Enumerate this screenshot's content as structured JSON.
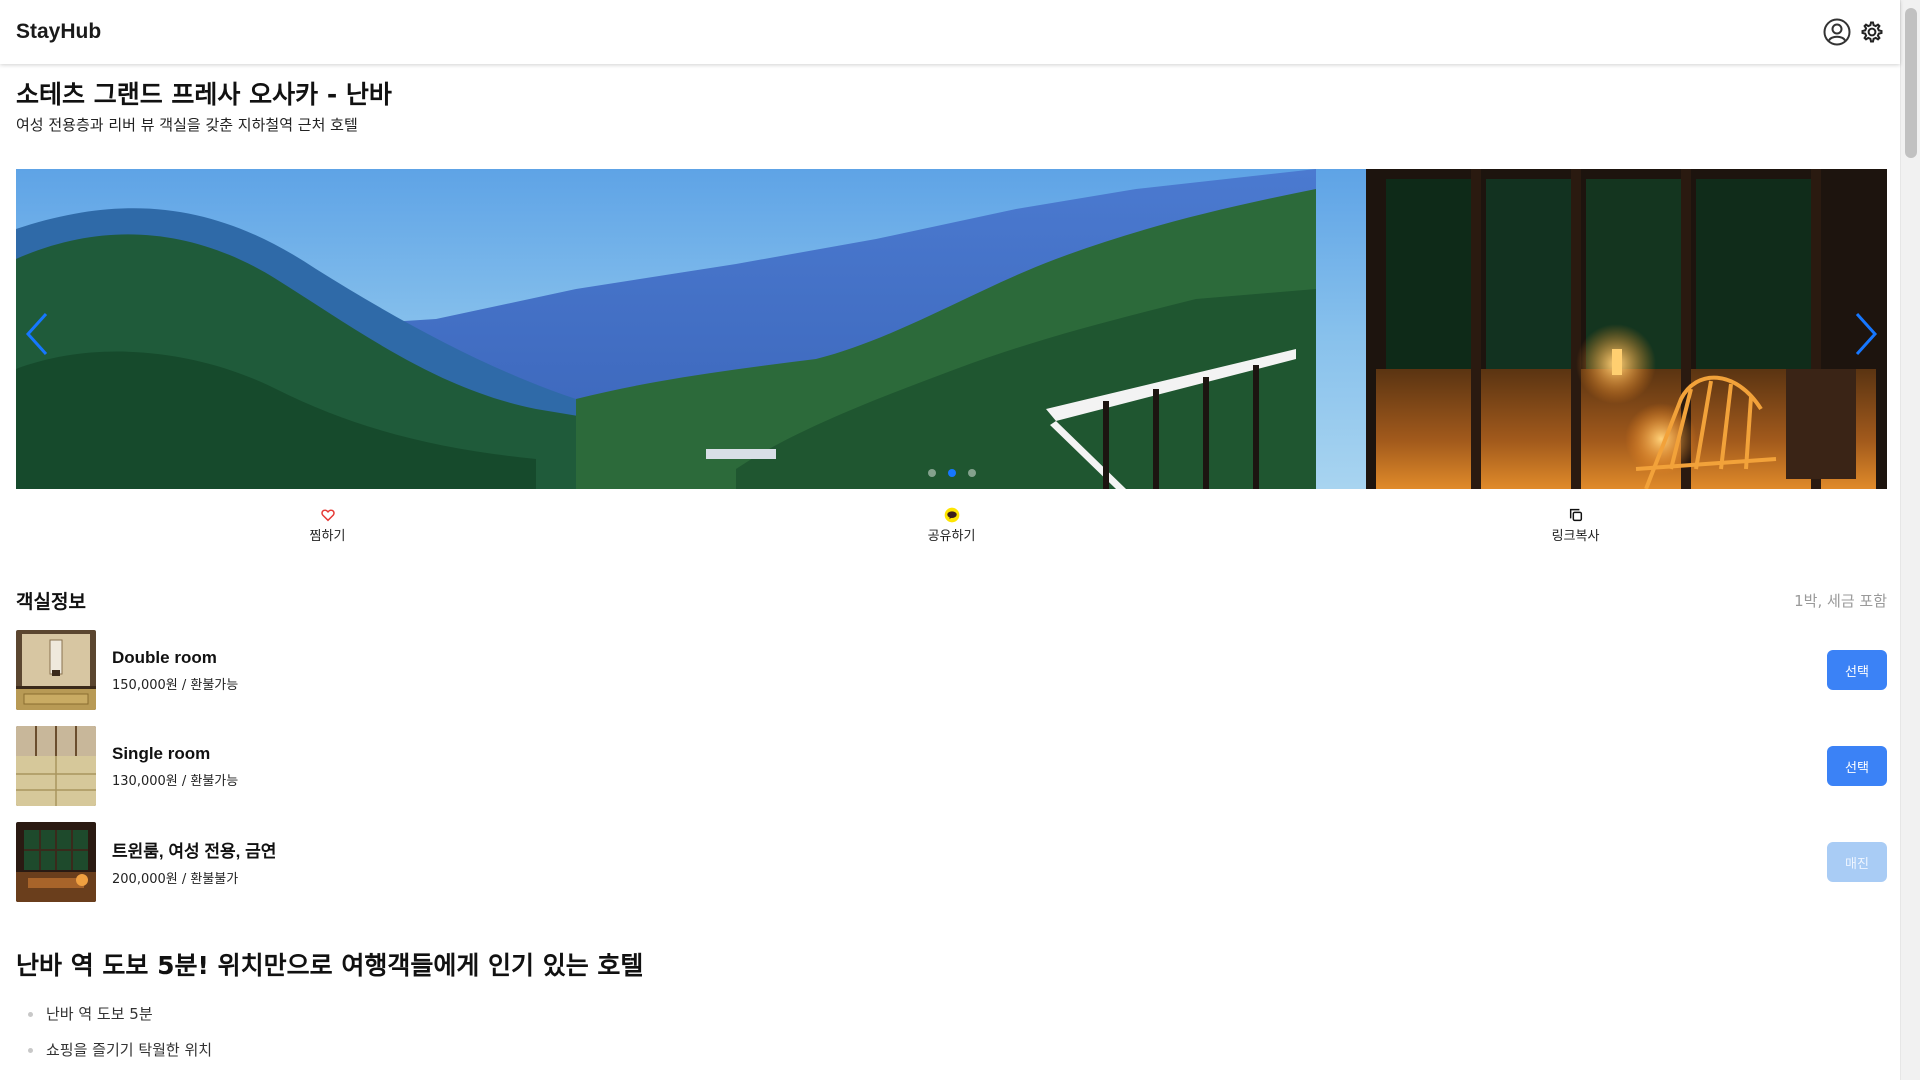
{
  "header": {
    "brand": "StayHub",
    "icons": [
      "user-circle-icon",
      "gear-icon"
    ]
  },
  "hotel": {
    "title": "소테츠 그랜드 프레사 오사카 - 난바",
    "subtitle": "여성 전용층과 리버 뷰 객실을 갖춘 지하철역 근처 호텔"
  },
  "carousel": {
    "total_slides": 3,
    "active_index": 1
  },
  "actions": [
    {
      "label": "찜하기",
      "icon": "heart-icon",
      "color": "#e53935"
    },
    {
      "label": "공유하기",
      "icon": "kakao-talk-icon",
      "color": "#fee500"
    },
    {
      "label": "링크복사",
      "icon": "copy-icon",
      "color": "#111111"
    }
  ],
  "rooms_section": {
    "title": "객실정보",
    "note": "1박, 세금 포함"
  },
  "rooms": [
    {
      "name": "Double room",
      "meta": "150,000원 / 환불가능",
      "button": "선택",
      "available": true
    },
    {
      "name": "Single room",
      "meta": "130,000원 / 환불가능",
      "button": "선택",
      "available": true
    },
    {
      "name": "트윈룸, 여성 전용, 금연",
      "meta": "200,000원 / 환불불가",
      "button": "매진",
      "available": false
    }
  ],
  "description": {
    "headline": "난바 역 도보 5분! 위치만으로 여행객들에게 인기 있는 호텔",
    "features": [
      "난바 역 도보 5분",
      "쇼핑을 즐기기 탁월한 위치"
    ]
  },
  "colors": {
    "primary": "#3b82f6",
    "disabled": "#a9ccf5",
    "accent": "#1677ff"
  }
}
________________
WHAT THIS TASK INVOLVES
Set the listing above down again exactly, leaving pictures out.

EXPECTED OUTPUT
Enumerate this screenshot's content as structured JSON.
{
  "header": {
    "brand": "StayHub",
    "icons": [
      "user-circle-icon",
      "gear-icon"
    ]
  },
  "hotel": {
    "title": "소테츠 그랜드 프레사 오사카 - 난바",
    "subtitle": "여성 전용층과 리버 뷰 객실을 갖춘 지하철역 근처 호텔"
  },
  "carousel": {
    "total_slides": 3,
    "active_index": 1
  },
  "actions": [
    {
      "label": "찜하기",
      "icon": "heart-icon",
      "color": "#e53935"
    },
    {
      "label": "공유하기",
      "icon": "kakao-talk-icon",
      "color": "#fee500"
    },
    {
      "label": "링크복사",
      "icon": "copy-icon",
      "color": "#111111"
    }
  ],
  "rooms_section": {
    "title": "객실정보",
    "note": "1박, 세금 포함"
  },
  "rooms": [
    {
      "name": "Double room",
      "meta": "150,000원 / 환불가능",
      "button": "선택",
      "available": true
    },
    {
      "name": "Single room",
      "meta": "130,000원 / 환불가능",
      "button": "선택",
      "available": true
    },
    {
      "name": "트윈룸, 여성 전용, 금연",
      "meta": "200,000원 / 환불불가",
      "button": "매진",
      "available": false
    }
  ],
  "description": {
    "headline": "난바 역 도보 5분! 위치만으로 여행객들에게 인기 있는 호텔",
    "features": [
      "난바 역 도보 5분",
      "쇼핑을 즐기기 탁월한 위치"
    ]
  },
  "colors": {
    "primary": "#3b82f6",
    "disabled": "#a9ccf5",
    "accent": "#1677ff"
  }
}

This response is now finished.